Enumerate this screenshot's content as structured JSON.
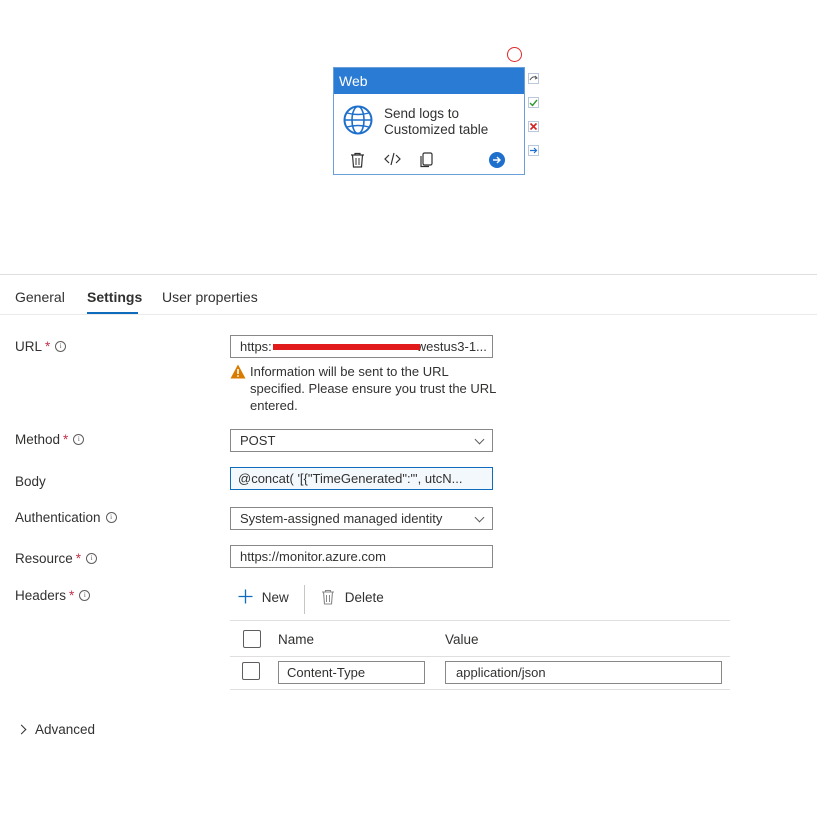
{
  "node": {
    "type_label": "Web",
    "name_line1": "Send logs to",
    "name_line2": "Customized table",
    "icons": [
      "globe-icon",
      "delete-icon",
      "code-icon",
      "copy-icon",
      "arrow-right-icon"
    ],
    "ports": [
      "skip-icon",
      "success-icon",
      "fail-icon",
      "completion-icon"
    ]
  },
  "tabs": [
    {
      "label": "General"
    },
    {
      "label": "Settings",
      "active": true
    },
    {
      "label": "User properties"
    }
  ],
  "form": {
    "url": {
      "label": "URL",
      "required": true,
      "value_prefix": "https:",
      "value_suffix": "westus3-1..."
    },
    "warning": "Information will be sent to the URL specified. Please ensure you trust the URL entered.",
    "method": {
      "label": "Method",
      "required": true,
      "value": "POST"
    },
    "body": {
      "label": "Body",
      "value": "@concat( '[{\"TimeGenerated\":\"', utcN..."
    },
    "authentication": {
      "label": "Authentication",
      "value": "System-assigned managed identity"
    },
    "resource": {
      "label": "Resource",
      "required": true,
      "value": "https://monitor.azure.com"
    },
    "headers": {
      "label": "Headers",
      "required": true,
      "new_label": "New",
      "delete_label": "Delete",
      "columns": {
        "name": "Name",
        "value": "Value"
      },
      "rows": [
        {
          "name": "Content-Type",
          "value": "application/json"
        }
      ]
    }
  },
  "advanced": {
    "label": "Advanced"
  },
  "colors": {
    "accent": "#0f6cbd",
    "node_header": "#2a7bd4",
    "required": "#c4314b",
    "warning": "#d87b00",
    "redaction": "#e11b1b"
  }
}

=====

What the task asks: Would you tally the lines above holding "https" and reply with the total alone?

Exercise response: 2